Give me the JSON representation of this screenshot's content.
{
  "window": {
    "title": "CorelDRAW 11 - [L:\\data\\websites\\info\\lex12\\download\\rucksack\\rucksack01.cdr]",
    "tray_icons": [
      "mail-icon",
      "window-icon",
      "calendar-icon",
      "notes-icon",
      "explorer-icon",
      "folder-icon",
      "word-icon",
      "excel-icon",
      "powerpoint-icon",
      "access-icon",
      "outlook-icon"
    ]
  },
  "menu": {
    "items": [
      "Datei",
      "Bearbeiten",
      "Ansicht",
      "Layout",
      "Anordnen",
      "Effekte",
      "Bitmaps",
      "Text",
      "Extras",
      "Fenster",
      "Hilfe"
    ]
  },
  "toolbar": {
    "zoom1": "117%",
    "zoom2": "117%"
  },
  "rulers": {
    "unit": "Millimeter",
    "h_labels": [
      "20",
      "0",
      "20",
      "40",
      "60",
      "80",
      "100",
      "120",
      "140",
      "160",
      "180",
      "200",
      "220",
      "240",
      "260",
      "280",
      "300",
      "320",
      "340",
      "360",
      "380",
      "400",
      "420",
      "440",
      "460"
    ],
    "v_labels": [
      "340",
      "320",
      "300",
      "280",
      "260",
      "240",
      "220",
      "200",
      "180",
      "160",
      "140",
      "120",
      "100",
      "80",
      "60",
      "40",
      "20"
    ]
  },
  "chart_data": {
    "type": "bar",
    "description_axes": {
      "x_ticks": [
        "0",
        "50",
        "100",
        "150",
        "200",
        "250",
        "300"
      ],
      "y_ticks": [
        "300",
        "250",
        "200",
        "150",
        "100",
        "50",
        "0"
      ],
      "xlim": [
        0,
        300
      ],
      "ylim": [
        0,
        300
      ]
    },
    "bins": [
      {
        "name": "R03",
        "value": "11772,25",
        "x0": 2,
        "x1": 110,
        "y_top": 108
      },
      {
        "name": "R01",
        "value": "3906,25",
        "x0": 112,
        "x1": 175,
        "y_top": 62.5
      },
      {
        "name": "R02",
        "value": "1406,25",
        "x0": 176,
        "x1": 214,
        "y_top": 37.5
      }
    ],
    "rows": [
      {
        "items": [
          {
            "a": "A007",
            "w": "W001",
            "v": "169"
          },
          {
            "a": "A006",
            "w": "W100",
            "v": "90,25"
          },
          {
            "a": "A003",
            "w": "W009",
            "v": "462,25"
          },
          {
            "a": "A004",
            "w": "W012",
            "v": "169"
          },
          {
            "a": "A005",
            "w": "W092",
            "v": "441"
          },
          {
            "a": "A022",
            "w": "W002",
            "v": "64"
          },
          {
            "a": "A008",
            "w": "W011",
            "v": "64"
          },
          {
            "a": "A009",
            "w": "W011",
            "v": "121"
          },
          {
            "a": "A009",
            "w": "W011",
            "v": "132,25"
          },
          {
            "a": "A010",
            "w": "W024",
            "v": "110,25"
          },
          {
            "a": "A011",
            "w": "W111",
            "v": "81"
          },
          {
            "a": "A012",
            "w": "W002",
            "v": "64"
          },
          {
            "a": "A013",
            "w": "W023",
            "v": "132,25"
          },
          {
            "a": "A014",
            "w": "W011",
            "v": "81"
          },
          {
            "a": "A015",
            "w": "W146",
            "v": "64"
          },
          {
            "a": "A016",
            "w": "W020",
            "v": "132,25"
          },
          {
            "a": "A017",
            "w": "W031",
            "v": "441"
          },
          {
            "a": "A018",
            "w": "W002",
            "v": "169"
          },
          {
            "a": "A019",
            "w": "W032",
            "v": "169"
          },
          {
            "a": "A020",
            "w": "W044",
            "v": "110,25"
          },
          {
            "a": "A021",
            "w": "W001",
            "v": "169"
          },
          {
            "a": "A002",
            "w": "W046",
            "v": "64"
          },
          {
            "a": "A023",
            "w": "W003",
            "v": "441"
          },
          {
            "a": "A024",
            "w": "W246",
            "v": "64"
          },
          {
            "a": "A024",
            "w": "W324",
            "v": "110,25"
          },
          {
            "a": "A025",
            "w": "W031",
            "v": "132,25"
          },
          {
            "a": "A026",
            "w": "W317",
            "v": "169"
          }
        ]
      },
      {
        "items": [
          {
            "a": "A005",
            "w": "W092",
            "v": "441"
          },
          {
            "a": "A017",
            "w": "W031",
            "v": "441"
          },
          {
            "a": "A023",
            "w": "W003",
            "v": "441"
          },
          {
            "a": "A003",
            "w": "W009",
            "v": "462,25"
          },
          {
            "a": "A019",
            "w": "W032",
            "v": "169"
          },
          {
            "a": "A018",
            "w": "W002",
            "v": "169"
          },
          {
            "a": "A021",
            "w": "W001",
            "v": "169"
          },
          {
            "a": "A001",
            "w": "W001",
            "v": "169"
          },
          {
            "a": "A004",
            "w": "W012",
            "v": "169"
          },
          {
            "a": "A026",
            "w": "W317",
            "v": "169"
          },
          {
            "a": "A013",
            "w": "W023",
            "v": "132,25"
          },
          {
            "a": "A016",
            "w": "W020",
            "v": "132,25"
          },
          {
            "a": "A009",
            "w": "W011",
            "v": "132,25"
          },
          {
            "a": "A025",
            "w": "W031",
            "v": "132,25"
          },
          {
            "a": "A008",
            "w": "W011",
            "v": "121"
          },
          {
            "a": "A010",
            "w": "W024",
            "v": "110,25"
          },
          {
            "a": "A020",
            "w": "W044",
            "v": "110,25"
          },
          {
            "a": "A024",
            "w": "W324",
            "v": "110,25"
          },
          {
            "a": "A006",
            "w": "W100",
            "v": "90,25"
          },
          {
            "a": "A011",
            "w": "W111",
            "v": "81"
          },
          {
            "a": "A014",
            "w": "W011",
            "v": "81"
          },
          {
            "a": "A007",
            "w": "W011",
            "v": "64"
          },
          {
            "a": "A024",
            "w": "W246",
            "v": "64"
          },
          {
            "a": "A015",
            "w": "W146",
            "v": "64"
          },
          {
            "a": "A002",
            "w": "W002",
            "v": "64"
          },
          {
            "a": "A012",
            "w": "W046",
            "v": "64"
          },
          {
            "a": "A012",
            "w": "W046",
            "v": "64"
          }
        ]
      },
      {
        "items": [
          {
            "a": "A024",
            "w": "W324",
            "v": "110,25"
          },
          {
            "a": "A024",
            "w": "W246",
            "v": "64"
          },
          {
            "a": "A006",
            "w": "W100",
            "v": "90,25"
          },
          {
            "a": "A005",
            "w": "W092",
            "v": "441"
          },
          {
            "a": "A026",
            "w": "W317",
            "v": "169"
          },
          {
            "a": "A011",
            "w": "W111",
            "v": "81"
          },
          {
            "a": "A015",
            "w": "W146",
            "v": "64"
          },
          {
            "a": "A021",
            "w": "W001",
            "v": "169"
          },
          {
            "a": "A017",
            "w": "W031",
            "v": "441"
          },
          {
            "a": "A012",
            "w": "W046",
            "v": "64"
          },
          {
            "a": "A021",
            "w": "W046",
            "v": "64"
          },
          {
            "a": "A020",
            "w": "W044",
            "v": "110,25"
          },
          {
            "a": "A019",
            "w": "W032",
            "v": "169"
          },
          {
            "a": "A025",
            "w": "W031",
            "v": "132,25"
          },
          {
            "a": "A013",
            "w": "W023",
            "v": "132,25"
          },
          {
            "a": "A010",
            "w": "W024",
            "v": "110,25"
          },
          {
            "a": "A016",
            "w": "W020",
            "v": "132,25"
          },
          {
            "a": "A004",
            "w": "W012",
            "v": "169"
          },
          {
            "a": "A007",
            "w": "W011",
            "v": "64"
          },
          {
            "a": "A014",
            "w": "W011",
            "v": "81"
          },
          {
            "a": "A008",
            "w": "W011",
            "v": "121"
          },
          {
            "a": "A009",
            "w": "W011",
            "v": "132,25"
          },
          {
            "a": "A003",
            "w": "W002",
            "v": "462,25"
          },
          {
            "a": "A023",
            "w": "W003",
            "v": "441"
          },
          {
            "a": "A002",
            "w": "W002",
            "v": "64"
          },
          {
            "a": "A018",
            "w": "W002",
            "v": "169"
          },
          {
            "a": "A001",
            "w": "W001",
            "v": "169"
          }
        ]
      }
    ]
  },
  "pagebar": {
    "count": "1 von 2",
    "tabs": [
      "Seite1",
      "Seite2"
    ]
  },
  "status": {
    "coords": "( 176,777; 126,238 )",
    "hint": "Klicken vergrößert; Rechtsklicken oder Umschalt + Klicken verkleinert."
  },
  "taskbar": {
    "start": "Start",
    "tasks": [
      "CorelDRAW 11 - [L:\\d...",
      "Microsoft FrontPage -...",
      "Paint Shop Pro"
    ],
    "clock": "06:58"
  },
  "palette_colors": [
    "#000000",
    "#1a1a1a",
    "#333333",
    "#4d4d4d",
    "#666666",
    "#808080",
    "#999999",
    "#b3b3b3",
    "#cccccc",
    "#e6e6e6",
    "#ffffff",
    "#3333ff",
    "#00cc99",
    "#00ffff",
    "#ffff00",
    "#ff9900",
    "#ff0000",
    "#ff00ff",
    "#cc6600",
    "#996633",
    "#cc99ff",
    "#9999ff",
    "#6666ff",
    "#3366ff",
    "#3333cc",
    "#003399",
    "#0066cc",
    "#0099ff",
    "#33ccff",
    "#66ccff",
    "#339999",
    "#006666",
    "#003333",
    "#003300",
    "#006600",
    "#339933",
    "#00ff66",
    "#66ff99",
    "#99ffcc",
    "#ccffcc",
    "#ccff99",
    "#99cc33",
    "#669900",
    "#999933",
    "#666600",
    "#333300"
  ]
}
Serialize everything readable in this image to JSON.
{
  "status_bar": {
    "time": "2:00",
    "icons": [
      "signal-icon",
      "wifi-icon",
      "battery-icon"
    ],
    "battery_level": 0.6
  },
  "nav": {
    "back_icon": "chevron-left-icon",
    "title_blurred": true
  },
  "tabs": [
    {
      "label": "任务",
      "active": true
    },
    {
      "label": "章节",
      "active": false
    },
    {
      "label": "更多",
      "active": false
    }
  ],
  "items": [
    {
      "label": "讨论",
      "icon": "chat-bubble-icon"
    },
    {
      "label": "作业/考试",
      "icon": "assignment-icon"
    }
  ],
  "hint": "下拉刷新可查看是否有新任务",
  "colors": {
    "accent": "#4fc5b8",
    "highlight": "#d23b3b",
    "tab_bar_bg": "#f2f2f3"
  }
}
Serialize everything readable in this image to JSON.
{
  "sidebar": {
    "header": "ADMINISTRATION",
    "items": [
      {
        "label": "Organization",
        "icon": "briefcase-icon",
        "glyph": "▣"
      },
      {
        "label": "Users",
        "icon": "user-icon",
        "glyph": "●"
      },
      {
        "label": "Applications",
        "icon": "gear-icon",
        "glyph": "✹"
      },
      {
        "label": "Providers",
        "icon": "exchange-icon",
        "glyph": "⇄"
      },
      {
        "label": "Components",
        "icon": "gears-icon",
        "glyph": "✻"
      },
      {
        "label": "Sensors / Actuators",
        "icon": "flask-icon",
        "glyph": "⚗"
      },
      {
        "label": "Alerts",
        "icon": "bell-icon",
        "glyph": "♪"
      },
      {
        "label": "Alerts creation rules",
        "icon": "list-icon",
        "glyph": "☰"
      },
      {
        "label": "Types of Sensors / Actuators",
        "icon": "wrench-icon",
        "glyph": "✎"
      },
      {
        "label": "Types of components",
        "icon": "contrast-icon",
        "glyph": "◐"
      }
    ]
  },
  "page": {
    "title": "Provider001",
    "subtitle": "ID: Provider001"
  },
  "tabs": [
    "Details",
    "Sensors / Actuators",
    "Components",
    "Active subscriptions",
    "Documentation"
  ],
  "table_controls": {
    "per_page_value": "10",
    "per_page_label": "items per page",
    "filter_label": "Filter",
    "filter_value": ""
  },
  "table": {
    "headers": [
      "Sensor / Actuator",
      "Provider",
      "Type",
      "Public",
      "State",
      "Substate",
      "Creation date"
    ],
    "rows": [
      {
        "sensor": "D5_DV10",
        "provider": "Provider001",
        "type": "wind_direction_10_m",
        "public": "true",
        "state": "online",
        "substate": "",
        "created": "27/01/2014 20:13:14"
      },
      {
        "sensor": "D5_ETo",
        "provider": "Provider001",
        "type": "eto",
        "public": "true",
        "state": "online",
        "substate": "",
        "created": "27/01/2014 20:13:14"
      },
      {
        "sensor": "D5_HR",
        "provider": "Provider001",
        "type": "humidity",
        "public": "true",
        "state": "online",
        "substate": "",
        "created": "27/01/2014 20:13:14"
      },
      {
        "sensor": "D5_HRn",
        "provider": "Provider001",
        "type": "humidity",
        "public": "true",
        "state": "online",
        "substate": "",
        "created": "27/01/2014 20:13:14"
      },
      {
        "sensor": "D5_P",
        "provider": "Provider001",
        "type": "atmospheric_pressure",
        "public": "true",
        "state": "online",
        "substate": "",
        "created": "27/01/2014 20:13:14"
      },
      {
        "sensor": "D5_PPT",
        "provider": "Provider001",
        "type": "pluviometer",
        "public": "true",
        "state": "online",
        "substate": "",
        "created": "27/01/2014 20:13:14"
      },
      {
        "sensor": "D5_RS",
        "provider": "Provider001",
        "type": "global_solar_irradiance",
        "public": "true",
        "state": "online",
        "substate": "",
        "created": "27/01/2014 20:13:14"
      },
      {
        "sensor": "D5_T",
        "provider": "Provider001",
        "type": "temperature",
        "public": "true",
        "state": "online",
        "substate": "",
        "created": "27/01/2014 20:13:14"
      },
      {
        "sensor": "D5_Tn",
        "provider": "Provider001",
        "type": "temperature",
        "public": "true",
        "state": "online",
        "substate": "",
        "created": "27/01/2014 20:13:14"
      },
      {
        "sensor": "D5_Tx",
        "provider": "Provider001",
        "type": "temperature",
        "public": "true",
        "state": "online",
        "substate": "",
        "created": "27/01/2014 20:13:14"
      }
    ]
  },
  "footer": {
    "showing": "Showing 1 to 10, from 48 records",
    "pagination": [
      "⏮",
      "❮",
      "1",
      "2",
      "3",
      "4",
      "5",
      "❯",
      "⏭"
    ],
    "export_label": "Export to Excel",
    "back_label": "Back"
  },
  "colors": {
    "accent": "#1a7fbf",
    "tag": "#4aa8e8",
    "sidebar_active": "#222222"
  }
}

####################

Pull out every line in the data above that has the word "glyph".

* RESPONSE TO THE TASK *
        "glyph": "▣"
        "glyph": "●"
        "glyph": "✹"
        "glyph": "⇄"
        "glyph": "✻"
        "glyph": "⚗"
        "glyph": "♪"
        "glyph": "☰"
        "glyph": "✎"
        "glyph": "◐"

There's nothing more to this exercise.